"I am proud to announce that I am forming an exploratory committee to lay the groundwork for my possible candidacy for president of the United States of America of South Carolina," Colbert Thursday during the taping of his Comedy Central show, "The Colbert Report," Politico reported.
"This is a difficult decision," he said. "I've talked it over with my money. I've talked it over with my spiritual adviser."
The announcement builds on Colbert's long-running lampoon of federal election finance laws allowing unlimited contributions to so-called super PACs.
Colbert, a South Carolina native, started a super PAC -- Americans for a Better Tomorrow, Tomorrow -- in 2010 to make fun of the federal rule. He has a tax-exempt 501(c)4 organization, called the Colbert Super PAC SHH [as in "shh"] Institute, Politico said.
Former FEC Chairman Trevor Potter, appearing as a guest on Thursday's show, told Colbert he would not legally be able to retain control of the super PAC if he becomes a candidate.
"That would be coordinating with yourself," Potter said.

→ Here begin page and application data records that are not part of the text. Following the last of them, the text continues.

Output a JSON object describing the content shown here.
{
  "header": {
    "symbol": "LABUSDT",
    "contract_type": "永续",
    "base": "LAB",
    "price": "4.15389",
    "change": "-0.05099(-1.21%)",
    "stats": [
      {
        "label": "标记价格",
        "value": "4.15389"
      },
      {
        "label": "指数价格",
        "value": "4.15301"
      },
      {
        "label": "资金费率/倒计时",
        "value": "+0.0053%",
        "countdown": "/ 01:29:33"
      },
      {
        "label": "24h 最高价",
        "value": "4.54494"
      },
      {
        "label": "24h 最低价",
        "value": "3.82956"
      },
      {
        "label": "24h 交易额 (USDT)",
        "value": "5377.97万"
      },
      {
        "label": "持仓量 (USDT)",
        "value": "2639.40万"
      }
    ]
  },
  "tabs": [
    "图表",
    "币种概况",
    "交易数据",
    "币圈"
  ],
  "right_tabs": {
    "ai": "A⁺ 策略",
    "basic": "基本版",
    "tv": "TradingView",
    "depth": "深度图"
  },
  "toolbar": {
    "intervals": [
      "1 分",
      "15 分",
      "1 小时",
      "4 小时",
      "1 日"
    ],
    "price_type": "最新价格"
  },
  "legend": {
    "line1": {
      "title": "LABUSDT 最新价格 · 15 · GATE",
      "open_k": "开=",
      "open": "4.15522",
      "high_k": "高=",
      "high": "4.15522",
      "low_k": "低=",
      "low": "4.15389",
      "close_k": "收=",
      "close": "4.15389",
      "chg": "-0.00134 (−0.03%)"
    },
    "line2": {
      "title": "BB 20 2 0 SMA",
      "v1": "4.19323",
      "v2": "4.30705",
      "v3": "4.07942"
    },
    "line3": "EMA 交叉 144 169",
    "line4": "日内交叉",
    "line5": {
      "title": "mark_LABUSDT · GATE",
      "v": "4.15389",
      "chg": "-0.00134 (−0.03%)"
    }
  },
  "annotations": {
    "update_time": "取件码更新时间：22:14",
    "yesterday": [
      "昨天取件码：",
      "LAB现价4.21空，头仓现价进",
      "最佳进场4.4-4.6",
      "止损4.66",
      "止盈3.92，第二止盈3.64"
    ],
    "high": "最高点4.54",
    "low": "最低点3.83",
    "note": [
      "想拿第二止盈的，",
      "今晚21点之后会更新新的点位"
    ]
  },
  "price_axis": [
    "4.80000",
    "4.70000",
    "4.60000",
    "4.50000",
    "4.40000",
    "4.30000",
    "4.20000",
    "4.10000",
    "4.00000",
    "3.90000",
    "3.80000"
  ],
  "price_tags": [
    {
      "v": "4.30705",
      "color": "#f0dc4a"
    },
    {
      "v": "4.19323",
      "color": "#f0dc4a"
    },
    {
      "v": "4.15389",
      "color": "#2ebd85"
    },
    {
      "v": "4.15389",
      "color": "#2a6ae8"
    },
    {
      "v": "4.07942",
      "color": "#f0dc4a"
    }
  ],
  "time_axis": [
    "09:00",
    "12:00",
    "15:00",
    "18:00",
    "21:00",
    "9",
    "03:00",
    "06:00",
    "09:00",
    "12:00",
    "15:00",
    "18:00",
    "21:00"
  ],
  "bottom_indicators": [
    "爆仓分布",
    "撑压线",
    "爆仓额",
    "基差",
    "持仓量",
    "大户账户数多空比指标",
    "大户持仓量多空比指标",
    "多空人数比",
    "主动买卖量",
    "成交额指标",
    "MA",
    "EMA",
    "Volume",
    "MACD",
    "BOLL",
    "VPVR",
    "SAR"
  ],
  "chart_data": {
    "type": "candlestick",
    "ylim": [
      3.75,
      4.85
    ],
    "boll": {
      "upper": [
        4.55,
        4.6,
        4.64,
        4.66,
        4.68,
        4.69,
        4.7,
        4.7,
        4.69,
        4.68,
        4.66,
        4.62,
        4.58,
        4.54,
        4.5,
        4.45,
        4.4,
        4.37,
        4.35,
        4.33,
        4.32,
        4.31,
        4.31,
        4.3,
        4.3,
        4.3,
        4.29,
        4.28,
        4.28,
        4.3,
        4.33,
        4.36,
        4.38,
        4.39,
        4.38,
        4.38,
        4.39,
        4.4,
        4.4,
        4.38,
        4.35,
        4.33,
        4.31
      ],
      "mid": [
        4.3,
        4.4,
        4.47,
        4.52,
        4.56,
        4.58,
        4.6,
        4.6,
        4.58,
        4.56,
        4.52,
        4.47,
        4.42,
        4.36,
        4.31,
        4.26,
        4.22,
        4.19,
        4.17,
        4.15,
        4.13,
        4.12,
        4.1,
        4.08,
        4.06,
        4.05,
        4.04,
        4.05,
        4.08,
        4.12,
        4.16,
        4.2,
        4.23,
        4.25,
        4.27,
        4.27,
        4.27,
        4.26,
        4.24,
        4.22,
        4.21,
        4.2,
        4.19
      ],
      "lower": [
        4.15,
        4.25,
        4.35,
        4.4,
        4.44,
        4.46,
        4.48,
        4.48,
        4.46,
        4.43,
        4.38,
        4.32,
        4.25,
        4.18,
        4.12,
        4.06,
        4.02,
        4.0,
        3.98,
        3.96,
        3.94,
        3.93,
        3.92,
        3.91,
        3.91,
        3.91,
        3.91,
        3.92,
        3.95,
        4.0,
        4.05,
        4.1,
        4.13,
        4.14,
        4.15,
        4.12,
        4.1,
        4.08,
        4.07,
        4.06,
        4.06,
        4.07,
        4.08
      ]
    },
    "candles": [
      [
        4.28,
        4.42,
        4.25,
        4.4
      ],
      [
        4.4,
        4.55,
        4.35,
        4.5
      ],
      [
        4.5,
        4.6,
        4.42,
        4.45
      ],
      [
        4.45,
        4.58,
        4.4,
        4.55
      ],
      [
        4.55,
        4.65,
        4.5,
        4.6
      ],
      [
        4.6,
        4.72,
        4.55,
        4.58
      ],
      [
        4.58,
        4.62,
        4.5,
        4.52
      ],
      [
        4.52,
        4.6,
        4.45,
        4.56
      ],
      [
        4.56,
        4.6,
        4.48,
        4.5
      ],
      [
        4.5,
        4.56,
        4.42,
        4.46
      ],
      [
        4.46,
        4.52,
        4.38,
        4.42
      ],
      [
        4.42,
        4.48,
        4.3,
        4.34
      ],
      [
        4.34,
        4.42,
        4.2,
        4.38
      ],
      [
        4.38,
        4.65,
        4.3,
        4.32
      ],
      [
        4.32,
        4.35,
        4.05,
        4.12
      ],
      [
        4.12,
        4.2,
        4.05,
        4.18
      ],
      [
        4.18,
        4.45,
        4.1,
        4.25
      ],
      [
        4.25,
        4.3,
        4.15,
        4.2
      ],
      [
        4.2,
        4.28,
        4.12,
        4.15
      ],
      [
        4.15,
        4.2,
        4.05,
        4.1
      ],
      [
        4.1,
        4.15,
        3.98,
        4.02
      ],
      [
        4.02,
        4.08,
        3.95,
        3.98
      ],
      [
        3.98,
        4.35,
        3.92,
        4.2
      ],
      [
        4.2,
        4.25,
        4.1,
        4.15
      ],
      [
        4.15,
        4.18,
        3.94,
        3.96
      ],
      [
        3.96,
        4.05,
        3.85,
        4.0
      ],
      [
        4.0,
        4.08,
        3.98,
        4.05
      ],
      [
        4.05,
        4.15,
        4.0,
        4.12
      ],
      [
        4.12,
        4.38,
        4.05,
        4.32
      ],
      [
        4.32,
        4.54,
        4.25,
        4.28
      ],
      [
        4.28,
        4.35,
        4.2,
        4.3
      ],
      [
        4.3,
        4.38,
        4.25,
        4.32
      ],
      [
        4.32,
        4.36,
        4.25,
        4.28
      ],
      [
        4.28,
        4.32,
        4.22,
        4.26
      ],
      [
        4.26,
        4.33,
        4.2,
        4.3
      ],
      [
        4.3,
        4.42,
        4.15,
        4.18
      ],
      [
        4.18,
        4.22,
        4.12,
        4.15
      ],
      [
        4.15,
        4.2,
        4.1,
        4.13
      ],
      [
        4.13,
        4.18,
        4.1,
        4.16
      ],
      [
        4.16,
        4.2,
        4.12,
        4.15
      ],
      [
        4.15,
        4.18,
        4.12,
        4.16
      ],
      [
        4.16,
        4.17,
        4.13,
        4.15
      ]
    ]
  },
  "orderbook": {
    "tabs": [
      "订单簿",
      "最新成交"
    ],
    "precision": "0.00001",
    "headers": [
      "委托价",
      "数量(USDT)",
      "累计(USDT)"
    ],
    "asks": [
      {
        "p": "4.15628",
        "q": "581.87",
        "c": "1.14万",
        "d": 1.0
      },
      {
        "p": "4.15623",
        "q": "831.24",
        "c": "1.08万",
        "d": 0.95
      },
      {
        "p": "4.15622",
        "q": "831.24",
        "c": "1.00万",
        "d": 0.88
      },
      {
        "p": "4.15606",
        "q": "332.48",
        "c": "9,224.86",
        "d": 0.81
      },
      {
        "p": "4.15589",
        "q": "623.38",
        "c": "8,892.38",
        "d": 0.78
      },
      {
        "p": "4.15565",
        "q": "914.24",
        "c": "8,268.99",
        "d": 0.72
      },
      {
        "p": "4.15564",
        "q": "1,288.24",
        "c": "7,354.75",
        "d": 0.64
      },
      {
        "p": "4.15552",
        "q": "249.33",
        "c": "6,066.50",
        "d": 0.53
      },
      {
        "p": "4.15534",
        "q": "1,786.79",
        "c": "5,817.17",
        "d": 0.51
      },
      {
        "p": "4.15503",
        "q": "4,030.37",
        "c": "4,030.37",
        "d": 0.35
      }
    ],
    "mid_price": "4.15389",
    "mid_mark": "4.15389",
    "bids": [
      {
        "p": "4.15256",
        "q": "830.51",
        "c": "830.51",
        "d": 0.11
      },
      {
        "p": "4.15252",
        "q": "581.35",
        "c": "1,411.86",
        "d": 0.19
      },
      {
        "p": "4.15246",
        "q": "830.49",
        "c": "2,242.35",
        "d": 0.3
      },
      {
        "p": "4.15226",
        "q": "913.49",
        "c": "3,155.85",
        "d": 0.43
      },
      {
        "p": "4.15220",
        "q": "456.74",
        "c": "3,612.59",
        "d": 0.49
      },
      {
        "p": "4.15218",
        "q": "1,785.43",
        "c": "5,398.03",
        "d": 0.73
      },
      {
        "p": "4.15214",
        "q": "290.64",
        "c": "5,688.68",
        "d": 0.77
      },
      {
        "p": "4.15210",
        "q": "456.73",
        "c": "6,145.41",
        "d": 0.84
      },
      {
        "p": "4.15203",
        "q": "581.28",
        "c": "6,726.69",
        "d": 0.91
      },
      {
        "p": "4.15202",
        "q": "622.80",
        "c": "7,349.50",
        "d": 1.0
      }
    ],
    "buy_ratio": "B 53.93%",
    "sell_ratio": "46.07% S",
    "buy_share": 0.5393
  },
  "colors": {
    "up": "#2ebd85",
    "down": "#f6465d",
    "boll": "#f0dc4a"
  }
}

To avoid legal entanglements, Colbert handed over control of his super PAC to Jon Stewart, host of Comedy Central's "The Daily Show."